In fact, the nonpartisan Congressional Budget Office released figures in June showing that the Senate’s immigration bill would significantly reduce the federal deficit in its first two decades — by nearly $200 billion in the first 10 years after its passage, and by a whopping $700 billion over the subsequent 10 years. The reason is because it would legalize roughly 10 million people, bringing in new tax-paying workers into the labor force, including many high-skilled entrepreneurs who could further generate economic innovation.
Yet there’s little doubt that immigration does have adverse effects on some workers. President Ronald Reagan’s 1986 legislation did open the immigration floodgates, offering amnesty but little in the way of enforcement or job creation — or fixing what many agree remains a broken system.
And from 2000 to 2010, at a time when wages for most middle-class Americans fell or remained stagnant, more immigrants arrived in the United States than in any prior decade, with more than 14 million new arrivals, legal and illegal, settling in the country.
That record-setting decade of immigration will likely be broken this decade if S. 744 or something like it passes. First, it would legalize the estimated 11 million illegal immigrants, who would eventually be able to petition for family members to join them in the United States, a ripple effect that would bring millions more to U.S. shores. Second, S. 744 grants entry to several million migrants who have been waiting, in some cases many years, to immigrate legally to the United States. Third, new guest-worker schemes, depending on how you look at them, could help U.S. businesses flourish or leave already-hurting U.S. workers floundering. Any way you look it, though, immigration reform will dramatically increase the number of foreign-born workers in the American labor pool.

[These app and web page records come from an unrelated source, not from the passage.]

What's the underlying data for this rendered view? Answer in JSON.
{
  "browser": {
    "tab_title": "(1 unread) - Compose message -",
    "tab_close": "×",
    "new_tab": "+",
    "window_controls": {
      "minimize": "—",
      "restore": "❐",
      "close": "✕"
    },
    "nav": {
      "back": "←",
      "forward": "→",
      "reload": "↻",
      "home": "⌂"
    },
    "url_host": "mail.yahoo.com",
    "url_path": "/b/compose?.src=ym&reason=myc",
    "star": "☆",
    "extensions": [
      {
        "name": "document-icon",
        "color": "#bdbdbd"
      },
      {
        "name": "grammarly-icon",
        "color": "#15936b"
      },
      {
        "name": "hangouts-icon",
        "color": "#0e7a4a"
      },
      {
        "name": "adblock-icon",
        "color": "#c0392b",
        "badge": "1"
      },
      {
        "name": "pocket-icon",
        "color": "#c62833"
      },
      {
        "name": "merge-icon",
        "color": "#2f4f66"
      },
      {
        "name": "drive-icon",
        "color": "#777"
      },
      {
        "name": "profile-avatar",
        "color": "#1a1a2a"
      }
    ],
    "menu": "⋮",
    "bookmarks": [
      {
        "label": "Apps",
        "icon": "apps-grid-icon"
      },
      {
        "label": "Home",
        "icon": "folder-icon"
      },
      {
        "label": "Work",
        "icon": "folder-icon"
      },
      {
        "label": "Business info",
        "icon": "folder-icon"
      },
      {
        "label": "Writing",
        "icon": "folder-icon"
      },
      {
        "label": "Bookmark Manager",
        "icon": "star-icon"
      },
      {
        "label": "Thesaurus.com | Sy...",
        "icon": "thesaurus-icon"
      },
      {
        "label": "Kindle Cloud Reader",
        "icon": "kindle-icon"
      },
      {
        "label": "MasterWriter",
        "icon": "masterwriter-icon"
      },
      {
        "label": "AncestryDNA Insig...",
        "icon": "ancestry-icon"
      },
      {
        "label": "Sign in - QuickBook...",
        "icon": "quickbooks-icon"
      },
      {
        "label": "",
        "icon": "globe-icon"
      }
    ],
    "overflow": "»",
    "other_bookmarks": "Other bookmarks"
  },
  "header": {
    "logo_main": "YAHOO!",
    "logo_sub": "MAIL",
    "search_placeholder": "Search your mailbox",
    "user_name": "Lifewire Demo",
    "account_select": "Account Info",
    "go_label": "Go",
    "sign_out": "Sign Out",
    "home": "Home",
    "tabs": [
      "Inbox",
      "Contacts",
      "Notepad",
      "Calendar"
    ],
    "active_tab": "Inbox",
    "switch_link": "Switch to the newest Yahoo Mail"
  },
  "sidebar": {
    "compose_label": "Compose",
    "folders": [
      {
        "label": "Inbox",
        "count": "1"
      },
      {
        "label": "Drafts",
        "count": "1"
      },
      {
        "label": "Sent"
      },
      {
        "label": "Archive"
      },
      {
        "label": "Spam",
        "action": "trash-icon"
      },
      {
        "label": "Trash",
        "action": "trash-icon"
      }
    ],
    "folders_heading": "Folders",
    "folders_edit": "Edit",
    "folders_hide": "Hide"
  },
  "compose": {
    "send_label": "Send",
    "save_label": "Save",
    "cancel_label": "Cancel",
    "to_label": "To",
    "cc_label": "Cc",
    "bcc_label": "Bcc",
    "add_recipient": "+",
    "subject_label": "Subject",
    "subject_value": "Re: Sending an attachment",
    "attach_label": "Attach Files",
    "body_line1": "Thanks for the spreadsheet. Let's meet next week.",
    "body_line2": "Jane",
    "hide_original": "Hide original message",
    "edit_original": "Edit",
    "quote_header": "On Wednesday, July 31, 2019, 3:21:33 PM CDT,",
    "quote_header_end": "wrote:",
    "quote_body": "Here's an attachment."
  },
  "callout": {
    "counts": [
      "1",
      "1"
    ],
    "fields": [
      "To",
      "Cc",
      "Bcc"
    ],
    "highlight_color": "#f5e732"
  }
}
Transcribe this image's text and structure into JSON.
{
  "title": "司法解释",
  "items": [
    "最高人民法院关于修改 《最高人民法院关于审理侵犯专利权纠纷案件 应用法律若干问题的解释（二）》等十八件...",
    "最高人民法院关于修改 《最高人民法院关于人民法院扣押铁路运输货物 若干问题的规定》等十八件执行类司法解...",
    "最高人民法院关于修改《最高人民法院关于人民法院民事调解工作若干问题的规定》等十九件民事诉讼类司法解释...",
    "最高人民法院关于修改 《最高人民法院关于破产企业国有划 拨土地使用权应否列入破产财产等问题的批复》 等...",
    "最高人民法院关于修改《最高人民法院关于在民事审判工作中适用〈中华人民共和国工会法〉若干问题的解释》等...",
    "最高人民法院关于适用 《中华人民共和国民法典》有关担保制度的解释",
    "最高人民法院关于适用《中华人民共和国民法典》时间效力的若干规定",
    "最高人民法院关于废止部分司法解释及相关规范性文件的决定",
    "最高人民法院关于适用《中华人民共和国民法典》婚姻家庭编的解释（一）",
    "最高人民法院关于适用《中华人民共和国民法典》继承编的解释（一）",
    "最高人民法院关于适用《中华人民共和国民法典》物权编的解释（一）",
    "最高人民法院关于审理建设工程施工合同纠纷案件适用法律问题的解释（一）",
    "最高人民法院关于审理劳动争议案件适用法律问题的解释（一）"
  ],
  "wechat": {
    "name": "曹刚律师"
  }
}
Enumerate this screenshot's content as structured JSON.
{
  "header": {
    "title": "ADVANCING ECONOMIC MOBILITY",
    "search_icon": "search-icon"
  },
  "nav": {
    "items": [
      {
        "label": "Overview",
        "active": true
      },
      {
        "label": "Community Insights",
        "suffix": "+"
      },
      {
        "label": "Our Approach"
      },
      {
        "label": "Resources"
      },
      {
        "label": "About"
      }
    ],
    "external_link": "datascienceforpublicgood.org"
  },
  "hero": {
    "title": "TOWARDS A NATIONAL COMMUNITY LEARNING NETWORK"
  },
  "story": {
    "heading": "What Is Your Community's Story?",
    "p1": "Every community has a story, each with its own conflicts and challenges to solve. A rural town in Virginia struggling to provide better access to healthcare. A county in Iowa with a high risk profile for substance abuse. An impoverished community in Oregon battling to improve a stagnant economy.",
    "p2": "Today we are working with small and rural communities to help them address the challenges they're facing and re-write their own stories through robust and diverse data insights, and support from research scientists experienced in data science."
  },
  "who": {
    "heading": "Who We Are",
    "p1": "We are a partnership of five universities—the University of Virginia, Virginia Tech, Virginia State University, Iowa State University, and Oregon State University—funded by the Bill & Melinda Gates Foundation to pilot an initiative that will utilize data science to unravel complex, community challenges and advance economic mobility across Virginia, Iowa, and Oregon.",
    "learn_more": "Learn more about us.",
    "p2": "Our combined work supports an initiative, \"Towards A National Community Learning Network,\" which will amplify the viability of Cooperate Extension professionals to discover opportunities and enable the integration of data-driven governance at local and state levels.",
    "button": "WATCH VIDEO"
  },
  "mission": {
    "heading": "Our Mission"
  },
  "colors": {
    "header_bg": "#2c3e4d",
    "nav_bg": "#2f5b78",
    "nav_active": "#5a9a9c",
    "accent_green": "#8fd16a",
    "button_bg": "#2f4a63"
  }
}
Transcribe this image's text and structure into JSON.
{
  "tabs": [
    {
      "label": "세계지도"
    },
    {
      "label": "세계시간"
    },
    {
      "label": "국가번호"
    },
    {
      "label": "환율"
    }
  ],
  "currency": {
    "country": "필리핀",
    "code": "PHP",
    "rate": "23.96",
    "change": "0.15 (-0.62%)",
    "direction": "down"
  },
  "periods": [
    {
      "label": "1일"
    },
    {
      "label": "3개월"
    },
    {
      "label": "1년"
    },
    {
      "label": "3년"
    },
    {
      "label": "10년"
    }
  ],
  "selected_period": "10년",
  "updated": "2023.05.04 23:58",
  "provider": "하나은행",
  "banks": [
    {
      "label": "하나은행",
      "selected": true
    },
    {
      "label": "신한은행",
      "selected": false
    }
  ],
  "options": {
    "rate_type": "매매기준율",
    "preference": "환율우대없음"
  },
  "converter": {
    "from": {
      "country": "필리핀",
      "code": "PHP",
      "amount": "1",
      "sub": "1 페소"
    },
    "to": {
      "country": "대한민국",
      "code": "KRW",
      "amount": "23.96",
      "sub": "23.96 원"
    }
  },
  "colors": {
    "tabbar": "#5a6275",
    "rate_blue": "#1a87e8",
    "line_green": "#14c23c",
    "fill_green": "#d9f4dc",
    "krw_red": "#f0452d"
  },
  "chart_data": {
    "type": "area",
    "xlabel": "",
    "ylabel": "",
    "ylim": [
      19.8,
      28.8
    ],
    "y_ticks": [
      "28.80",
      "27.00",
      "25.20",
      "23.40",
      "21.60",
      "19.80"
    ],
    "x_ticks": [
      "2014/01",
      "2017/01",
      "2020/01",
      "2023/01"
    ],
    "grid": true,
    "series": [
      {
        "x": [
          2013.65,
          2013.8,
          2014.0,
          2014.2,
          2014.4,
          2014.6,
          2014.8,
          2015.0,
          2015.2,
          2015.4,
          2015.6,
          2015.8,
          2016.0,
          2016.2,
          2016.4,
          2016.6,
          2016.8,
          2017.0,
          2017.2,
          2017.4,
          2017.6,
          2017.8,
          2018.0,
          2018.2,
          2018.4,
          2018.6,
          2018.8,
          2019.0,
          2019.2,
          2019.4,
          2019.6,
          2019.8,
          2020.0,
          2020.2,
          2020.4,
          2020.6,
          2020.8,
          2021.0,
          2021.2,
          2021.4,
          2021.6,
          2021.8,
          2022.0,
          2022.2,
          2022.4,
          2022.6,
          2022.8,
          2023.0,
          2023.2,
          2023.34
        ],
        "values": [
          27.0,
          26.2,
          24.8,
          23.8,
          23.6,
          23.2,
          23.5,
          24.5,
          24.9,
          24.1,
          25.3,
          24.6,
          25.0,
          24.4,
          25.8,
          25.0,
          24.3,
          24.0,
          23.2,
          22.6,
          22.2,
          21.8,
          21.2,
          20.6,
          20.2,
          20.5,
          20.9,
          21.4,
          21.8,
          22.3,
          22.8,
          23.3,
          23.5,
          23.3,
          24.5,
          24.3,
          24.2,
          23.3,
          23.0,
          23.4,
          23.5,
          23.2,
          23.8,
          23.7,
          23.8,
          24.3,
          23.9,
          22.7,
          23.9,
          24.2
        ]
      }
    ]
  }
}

Whether that’s a good or bad thing will consume Congress this summer, but will the debate produce any results?
Papademetriou says he is optimistic but cautions that the House is likely to water any legislation down. Krikorian hopes the effort sinks altogether. “They are trying to create this sense of inevitability that isn’t quite there yet,” he said.
About the Author
Dave Seminara is a contributing writer for The Washington Diplomat.